A great part of them didn’t know the local languages and didn’t come with translators. The Save the Children representative had complained that the reporters needed only stereotyped stories, the ones that would be sold well. E.
g., children who lost both parents, the others would not interest them as victims. The war of the Asia Pacific Mass Media over the fair representation of the facts and human tragedy was also justified. Very often we witness stereotyped stories and non-ethical approach to the personal tragedy.
Tsunami also served as a good lesson to open serious debates on ethical codes of Mass media and the NGOs.The lack of cultural sensitivity was the main pitfall among the Mass Media which led to conflicts between the two shores of the Mass Media; western and eastern.It should be mentioned that when we compare the Asia Pacific news services and the Western, the first do not compete in terms of accessibility.A 27 paged document lists the Asian Pacific Media. While searching the agencies I found out that they were mainly in Chinese, Thai, Korean or Japanese, they are not always in English and most of them are too localized to be interesting to the international audience.Bibliography1. Tsunami, Wikipedia, [Online].
Available: http://en.wikipedia.org/wiki/Tsunami [24 October 2006 ]2.

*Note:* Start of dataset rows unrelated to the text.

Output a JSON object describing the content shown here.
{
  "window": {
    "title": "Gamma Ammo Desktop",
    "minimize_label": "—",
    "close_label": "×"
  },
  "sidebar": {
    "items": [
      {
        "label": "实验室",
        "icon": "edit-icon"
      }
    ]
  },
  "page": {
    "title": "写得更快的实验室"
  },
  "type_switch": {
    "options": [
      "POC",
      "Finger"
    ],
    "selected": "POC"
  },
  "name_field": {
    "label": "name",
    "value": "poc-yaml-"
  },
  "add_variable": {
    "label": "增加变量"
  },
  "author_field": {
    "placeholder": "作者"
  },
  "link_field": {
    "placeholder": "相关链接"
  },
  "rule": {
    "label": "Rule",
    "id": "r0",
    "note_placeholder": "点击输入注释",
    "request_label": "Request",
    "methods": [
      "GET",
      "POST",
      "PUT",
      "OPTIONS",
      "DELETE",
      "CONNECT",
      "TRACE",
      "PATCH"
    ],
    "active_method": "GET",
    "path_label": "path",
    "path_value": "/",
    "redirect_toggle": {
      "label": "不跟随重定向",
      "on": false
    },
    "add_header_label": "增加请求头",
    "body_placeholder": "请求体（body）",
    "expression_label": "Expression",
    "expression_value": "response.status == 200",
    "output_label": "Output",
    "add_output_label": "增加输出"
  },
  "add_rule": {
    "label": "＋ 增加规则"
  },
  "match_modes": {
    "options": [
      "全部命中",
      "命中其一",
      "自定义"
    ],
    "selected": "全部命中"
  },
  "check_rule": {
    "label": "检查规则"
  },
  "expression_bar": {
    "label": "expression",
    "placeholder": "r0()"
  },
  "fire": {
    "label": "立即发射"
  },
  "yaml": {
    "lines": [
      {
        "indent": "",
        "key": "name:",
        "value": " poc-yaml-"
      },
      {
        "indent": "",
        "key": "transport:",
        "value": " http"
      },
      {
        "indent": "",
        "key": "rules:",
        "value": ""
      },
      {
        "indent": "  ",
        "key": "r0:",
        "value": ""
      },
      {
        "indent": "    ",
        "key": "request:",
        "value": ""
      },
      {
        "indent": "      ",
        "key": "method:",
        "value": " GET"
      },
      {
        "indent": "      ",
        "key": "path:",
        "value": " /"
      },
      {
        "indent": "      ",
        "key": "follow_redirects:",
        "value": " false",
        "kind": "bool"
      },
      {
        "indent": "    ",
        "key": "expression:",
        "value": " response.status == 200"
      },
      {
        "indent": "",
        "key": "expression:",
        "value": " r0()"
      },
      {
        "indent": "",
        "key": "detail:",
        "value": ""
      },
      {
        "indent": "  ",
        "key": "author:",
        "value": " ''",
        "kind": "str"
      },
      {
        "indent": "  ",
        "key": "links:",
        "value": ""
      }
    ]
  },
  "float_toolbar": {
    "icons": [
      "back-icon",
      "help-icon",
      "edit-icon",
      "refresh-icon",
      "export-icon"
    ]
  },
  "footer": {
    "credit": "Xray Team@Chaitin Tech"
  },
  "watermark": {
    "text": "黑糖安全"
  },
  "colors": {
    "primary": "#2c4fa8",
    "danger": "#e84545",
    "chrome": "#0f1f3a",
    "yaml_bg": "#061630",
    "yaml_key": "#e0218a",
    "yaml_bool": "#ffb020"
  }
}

“Perhaps some of this morning’s front page headlines are true” 2004, Choire Sicha, [Online]. Available: http://www.choiresicha.
com/archives/000550.html [24 October 2006 ]3. Capdevila Gustavo 2006, HUMAN RIGHTS: No Multi-Ethnic Balance in Sri Lanka, Says Expert: Inter Press Service News Agency: [Online]. Available: http://ipsnews.net/news.asp?idnews=32600 [24 October 2006 ]4. Sri Lanka: Aid slow to get through 2004: CNN [Online].
Available: http://www.cnn.com/2004/WORLD/asiapcf/12/29/srilanka.aidwoes/index.html [24 October 2006 ];5. Shimali Senanayake 2006, Violence stymies tsunami relief: The New York Times [Online].
Available: http://www.iht.com/articles/2006/10/16/news/lanka.php [24 October 2006 ];6. Asia-Pacific: Asia-Pacific Media, Business Wire;7. Tsunami Media Evaluation Report 2004-2005: UNICEF;8. Graham Wood 2005, Tsunami media convergence: not a fair guiding principle for aid: The Christian Science Monitor [Online].
html [24 October 2006 ];9. Dr Scott Downman 2004-2005, Swamped: The tsunami media coverage in Banda Aceh – When help is not helpful: Griffith University;10. Linda Mylle 2005, After the tsunami, the free for all: International agencies need to take the time to understand local groups: Inside Indonesia [Online]. Available: http://www.insideindonesia.org/edit83/p27-28_mylle.html [24 October 2006 ];;;;;;;